INPUT MATERIAL
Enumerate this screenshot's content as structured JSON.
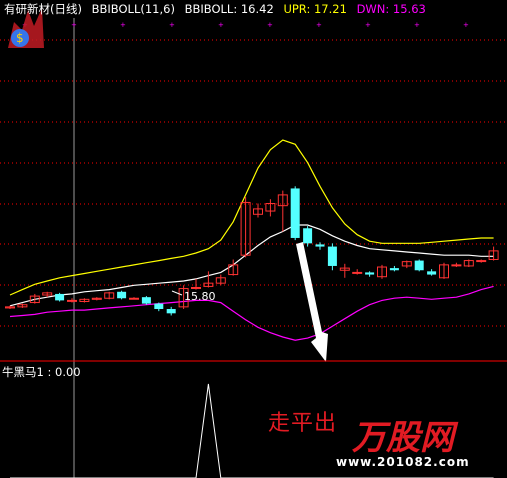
{
  "header": {
    "stock_name": "有研新材(日线)",
    "indicator": "BBIBOLL(11,6)",
    "bbiboll_label": "BBIBOLL: 16.42",
    "upr_label": "UPR: 17.21",
    "dwn_label": "DWN: 15.63"
  },
  "colors": {
    "background": "#000000",
    "bbiboll": "#ffffff",
    "upr": "#ffff00",
    "dwn": "#ff00ff",
    "up_candle": "#ff3333",
    "down_candle": "#54ffff",
    "grid": "#ff0000",
    "cursor": "#9a9a9a"
  },
  "price_annotation": "15.80",
  "sub_panel": {
    "title": "牛黑马1 : 0.00"
  },
  "watermark": {
    "text": "走平出",
    "logo": "万股网",
    "url": "www.201082.com"
  },
  "chart_data": {
    "type": "line",
    "series": [
      {
        "name": "BBIBOLL",
        "values": [
          15.67,
          15.7,
          15.73,
          15.75,
          15.77,
          15.78,
          15.8,
          15.81,
          15.82,
          15.84,
          15.86,
          15.87,
          15.88,
          15.89,
          15.9,
          15.92,
          15.95,
          15.98,
          16.05,
          16.14,
          16.23,
          16.31,
          16.36,
          16.42,
          16.42,
          16.38,
          16.32,
          16.27,
          16.23,
          16.2,
          16.19,
          16.18,
          16.17,
          16.16,
          16.15,
          16.14,
          16.14,
          16.14,
          16.13,
          16.13
        ]
      },
      {
        "name": "UPR",
        "values": [
          15.77,
          15.82,
          15.87,
          15.9,
          15.93,
          15.95,
          15.97,
          15.99,
          16.01,
          16.03,
          16.05,
          16.07,
          16.09,
          16.11,
          16.13,
          16.16,
          16.2,
          16.28,
          16.45,
          16.7,
          16.95,
          17.12,
          17.21,
          17.17,
          17.0,
          16.78,
          16.58,
          16.43,
          16.33,
          16.27,
          16.25,
          16.25,
          16.25,
          16.25,
          16.26,
          16.27,
          16.28,
          16.29,
          16.3,
          16.3
        ]
      },
      {
        "name": "DWN",
        "values": [
          15.57,
          15.58,
          15.59,
          15.61,
          15.62,
          15.63,
          15.63,
          15.64,
          15.65,
          15.66,
          15.67,
          15.68,
          15.69,
          15.7,
          15.71,
          15.72,
          15.72,
          15.7,
          15.62,
          15.54,
          15.47,
          15.42,
          15.38,
          15.35,
          15.37,
          15.41,
          15.48,
          15.55,
          15.62,
          15.68,
          15.72,
          15.74,
          15.75,
          15.74,
          15.73,
          15.74,
          15.75,
          15.78,
          15.82,
          15.85
        ]
      }
    ],
    "candles": [
      {
        "o": 15.65,
        "c": 15.66,
        "h": 15.67,
        "l": 15.64
      },
      {
        "o": 15.66,
        "c": 15.68,
        "h": 15.69,
        "l": 15.65
      },
      {
        "o": 15.7,
        "c": 15.76,
        "h": 15.78,
        "l": 15.69
      },
      {
        "o": 15.77,
        "c": 15.79,
        "h": 15.8,
        "l": 15.75
      },
      {
        "o": 15.78,
        "c": 15.72,
        "h": 15.79,
        "l": 15.71
      },
      {
        "o": 15.72,
        "c": 15.72,
        "h": 15.74,
        "l": 15.7
      },
      {
        "o": 15.71,
        "c": 15.73,
        "h": 15.74,
        "l": 15.7
      },
      {
        "o": 15.73,
        "c": 15.74,
        "h": 15.75,
        "l": 15.72
      },
      {
        "o": 15.74,
        "c": 15.79,
        "h": 15.8,
        "l": 15.73
      },
      {
        "o": 15.8,
        "c": 15.74,
        "h": 15.81,
        "l": 15.73
      },
      {
        "o": 15.74,
        "c": 15.74,
        "h": 15.75,
        "l": 15.73
      },
      {
        "o": 15.75,
        "c": 15.69,
        "h": 15.76,
        "l": 15.68
      },
      {
        "o": 15.69,
        "c": 15.64,
        "h": 15.7,
        "l": 15.62
      },
      {
        "o": 15.64,
        "c": 15.6,
        "h": 15.66,
        "l": 15.58
      },
      {
        "o": 15.66,
        "c": 15.83,
        "h": 15.86,
        "l": 15.64
      },
      {
        "o": 15.84,
        "c": 15.84,
        "h": 15.92,
        "l": 15.82
      },
      {
        "o": 15.85,
        "c": 15.88,
        "h": 15.99,
        "l": 15.84
      },
      {
        "o": 15.88,
        "c": 15.93,
        "h": 15.96,
        "l": 15.86
      },
      {
        "o": 15.96,
        "c": 16.05,
        "h": 16.1,
        "l": 15.95
      },
      {
        "o": 16.14,
        "c": 16.63,
        "h": 16.68,
        "l": 16.12
      },
      {
        "o": 16.52,
        "c": 16.57,
        "h": 16.62,
        "l": 16.49
      },
      {
        "o": 16.55,
        "c": 16.62,
        "h": 16.66,
        "l": 16.5
      },
      {
        "o": 16.6,
        "c": 16.7,
        "h": 16.74,
        "l": 16.36
      },
      {
        "o": 16.76,
        "c": 16.3,
        "h": 16.78,
        "l": 16.28
      },
      {
        "o": 16.39,
        "c": 16.25,
        "h": 16.41,
        "l": 16.22
      },
      {
        "o": 16.24,
        "c": 16.22,
        "h": 16.26,
        "l": 16.19
      },
      {
        "o": 16.22,
        "c": 16.04,
        "h": 16.25,
        "l": 16.0
      },
      {
        "o": 16.0,
        "c": 16.02,
        "h": 16.06,
        "l": 15.93
      },
      {
        "o": 15.98,
        "c": 15.98,
        "h": 16.01,
        "l": 15.96
      },
      {
        "o": 15.98,
        "c": 15.96,
        "h": 15.99,
        "l": 15.94
      },
      {
        "o": 15.94,
        "c": 16.03,
        "h": 16.05,
        "l": 15.92
      },
      {
        "o": 16.02,
        "c": 16.0,
        "h": 16.04,
        "l": 15.99
      },
      {
        "o": 16.04,
        "c": 16.08,
        "h": 16.09,
        "l": 16.02
      },
      {
        "o": 16.09,
        "c": 16.0,
        "h": 16.1,
        "l": 15.99
      },
      {
        "o": 15.99,
        "c": 15.96,
        "h": 16.01,
        "l": 15.95
      },
      {
        "o": 15.93,
        "c": 16.05,
        "h": 16.07,
        "l": 15.92
      },
      {
        "o": 16.05,
        "c": 16.05,
        "h": 16.07,
        "l": 16.03
      },
      {
        "o": 16.04,
        "c": 16.09,
        "h": 16.1,
        "l": 16.03
      },
      {
        "o": 16.09,
        "c": 16.09,
        "h": 16.1,
        "l": 16.07
      },
      {
        "o": 16.1,
        "c": 16.18,
        "h": 16.22,
        "l": 16.09
      }
    ],
    "indicator_values": [
      0,
      0,
      0,
      0,
      0,
      0,
      0,
      0,
      0,
      0,
      0,
      0,
      0,
      0,
      0,
      0,
      1,
      0,
      0,
      0,
      0,
      0,
      0,
      0,
      0,
      0,
      0,
      0,
      0,
      0,
      0,
      0,
      0,
      0,
      0,
      0,
      0,
      0,
      0,
      0
    ]
  }
}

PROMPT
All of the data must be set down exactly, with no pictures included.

OUTPUT OF THE EXERCISE
Enumerate this screenshot's content as structured JSON.
{
  "header": {
    "stock_name": "有研新材(日线)",
    "indicator": "BBIBOLL(11,6)",
    "bbiboll_label": "BBIBOLL: 16.42",
    "upr_label": "UPR: 17.21",
    "dwn_label": "DWN: 15.63"
  },
  "colors": {
    "background": "#000000",
    "bbiboll": "#ffffff",
    "upr": "#ffff00",
    "dwn": "#ff00ff",
    "up_candle": "#ff3333",
    "down_candle": "#54ffff",
    "grid": "#ff0000",
    "cursor": "#9a9a9a"
  },
  "price_annotation": "15.80",
  "sub_panel": {
    "title": "牛黑马1 : 0.00"
  },
  "watermark": {
    "text": "走平出",
    "logo": "万股网",
    "url": "www.201082.com"
  },
  "chart_data": {
    "type": "line",
    "series": [
      {
        "name": "BBIBOLL",
        "values": [
          15.67,
          15.7,
          15.73,
          15.75,
          15.77,
          15.78,
          15.8,
          15.81,
          15.82,
          15.84,
          15.86,
          15.87,
          15.88,
          15.89,
          15.9,
          15.92,
          15.95,
          15.98,
          16.05,
          16.14,
          16.23,
          16.31,
          16.36,
          16.42,
          16.42,
          16.38,
          16.32,
          16.27,
          16.23,
          16.2,
          16.19,
          16.18,
          16.17,
          16.16,
          16.15,
          16.14,
          16.14,
          16.14,
          16.13,
          16.13
        ]
      },
      {
        "name": "UPR",
        "values": [
          15.77,
          15.82,
          15.87,
          15.9,
          15.93,
          15.95,
          15.97,
          15.99,
          16.01,
          16.03,
          16.05,
          16.07,
          16.09,
          16.11,
          16.13,
          16.16,
          16.2,
          16.28,
          16.45,
          16.7,
          16.95,
          17.12,
          17.21,
          17.17,
          17.0,
          16.78,
          16.58,
          16.43,
          16.33,
          16.27,
          16.25,
          16.25,
          16.25,
          16.25,
          16.26,
          16.27,
          16.28,
          16.29,
          16.3,
          16.3
        ]
      },
      {
        "name": "DWN",
        "values": [
          15.57,
          15.58,
          15.59,
          15.61,
          15.62,
          15.63,
          15.63,
          15.64,
          15.65,
          15.66,
          15.67,
          15.68,
          15.69,
          15.7,
          15.71,
          15.72,
          15.72,
          15.7,
          15.62,
          15.54,
          15.47,
          15.42,
          15.38,
          15.35,
          15.37,
          15.41,
          15.48,
          15.55,
          15.62,
          15.68,
          15.72,
          15.74,
          15.75,
          15.74,
          15.73,
          15.74,
          15.75,
          15.78,
          15.82,
          15.85
        ]
      }
    ],
    "candles": [
      {
        "o": 15.65,
        "c": 15.66,
        "h": 15.67,
        "l": 15.64
      },
      {
        "o": 15.66,
        "c": 15.68,
        "h": 15.69,
        "l": 15.65
      },
      {
        "o": 15.7,
        "c": 15.76,
        "h": 15.78,
        "l": 15.69
      },
      {
        "o": 15.77,
        "c": 15.79,
        "h": 15.8,
        "l": 15.75
      },
      {
        "o": 15.78,
        "c": 15.72,
        "h": 15.79,
        "l": 15.71
      },
      {
        "o": 15.72,
        "c": 15.72,
        "h": 15.74,
        "l": 15.7
      },
      {
        "o": 15.71,
        "c": 15.73,
        "h": 15.74,
        "l": 15.7
      },
      {
        "o": 15.73,
        "c": 15.74,
        "h": 15.75,
        "l": 15.72
      },
      {
        "o": 15.74,
        "c": 15.79,
        "h": 15.8,
        "l": 15.73
      },
      {
        "o": 15.8,
        "c": 15.74,
        "h": 15.81,
        "l": 15.73
      },
      {
        "o": 15.74,
        "c": 15.74,
        "h": 15.75,
        "l": 15.73
      },
      {
        "o": 15.75,
        "c": 15.69,
        "h": 15.76,
        "l": 15.68
      },
      {
        "o": 15.69,
        "c": 15.64,
        "h": 15.7,
        "l": 15.62
      },
      {
        "o": 15.64,
        "c": 15.6,
        "h": 15.66,
        "l": 15.58
      },
      {
        "o": 15.66,
        "c": 15.83,
        "h": 15.86,
        "l": 15.64
      },
      {
        "o": 15.84,
        "c": 15.84,
        "h": 15.92,
        "l": 15.82
      },
      {
        "o": 15.85,
        "c": 15.88,
        "h": 15.99,
        "l": 15.84
      },
      {
        "o": 15.88,
        "c": 15.93,
        "h": 15.96,
        "l": 15.86
      },
      {
        "o": 15.96,
        "c": 16.05,
        "h": 16.1,
        "l": 15.95
      },
      {
        "o": 16.14,
        "c": 16.63,
        "h": 16.68,
        "l": 16.12
      },
      {
        "o": 16.52,
        "c": 16.57,
        "h": 16.62,
        "l": 16.49
      },
      {
        "o": 16.55,
        "c": 16.62,
        "h": 16.66,
        "l": 16.5
      },
      {
        "o": 16.6,
        "c": 16.7,
        "h": 16.74,
        "l": 16.36
      },
      {
        "o": 16.76,
        "c": 16.3,
        "h": 16.78,
        "l": 16.28
      },
      {
        "o": 16.39,
        "c": 16.25,
        "h": 16.41,
        "l": 16.22
      },
      {
        "o": 16.24,
        "c": 16.22,
        "h": 16.26,
        "l": 16.19
      },
      {
        "o": 16.22,
        "c": 16.04,
        "h": 16.25,
        "l": 16.0
      },
      {
        "o": 16.0,
        "c": 16.02,
        "h": 16.06,
        "l": 15.93
      },
      {
        "o": 15.98,
        "c": 15.98,
        "h": 16.01,
        "l": 15.96
      },
      {
        "o": 15.98,
        "c": 15.96,
        "h": 15.99,
        "l": 15.94
      },
      {
        "o": 15.94,
        "c": 16.03,
        "h": 16.05,
        "l": 15.92
      },
      {
        "o": 16.02,
        "c": 16.0,
        "h": 16.04,
        "l": 15.99
      },
      {
        "o": 16.04,
        "c": 16.08,
        "h": 16.09,
        "l": 16.02
      },
      {
        "o": 16.09,
        "c": 16.0,
        "h": 16.1,
        "l": 15.99
      },
      {
        "o": 15.99,
        "c": 15.96,
        "h": 16.01,
        "l": 15.95
      },
      {
        "o": 15.93,
        "c": 16.05,
        "h": 16.07,
        "l": 15.92
      },
      {
        "o": 16.05,
        "c": 16.05,
        "h": 16.07,
        "l": 16.03
      },
      {
        "o": 16.04,
        "c": 16.09,
        "h": 16.1,
        "l": 16.03
      },
      {
        "o": 16.09,
        "c": 16.09,
        "h": 16.1,
        "l": 16.07
      },
      {
        "o": 16.1,
        "c": 16.18,
        "h": 16.22,
        "l": 16.09
      }
    ],
    "indicator_values": [
      0,
      0,
      0,
      0,
      0,
      0,
      0,
      0,
      0,
      0,
      0,
      0,
      0,
      0,
      0,
      0,
      1,
      0,
      0,
      0,
      0,
      0,
      0,
      0,
      0,
      0,
      0,
      0,
      0,
      0,
      0,
      0,
      0,
      0,
      0,
      0,
      0,
      0,
      0,
      0
    ]
  }
}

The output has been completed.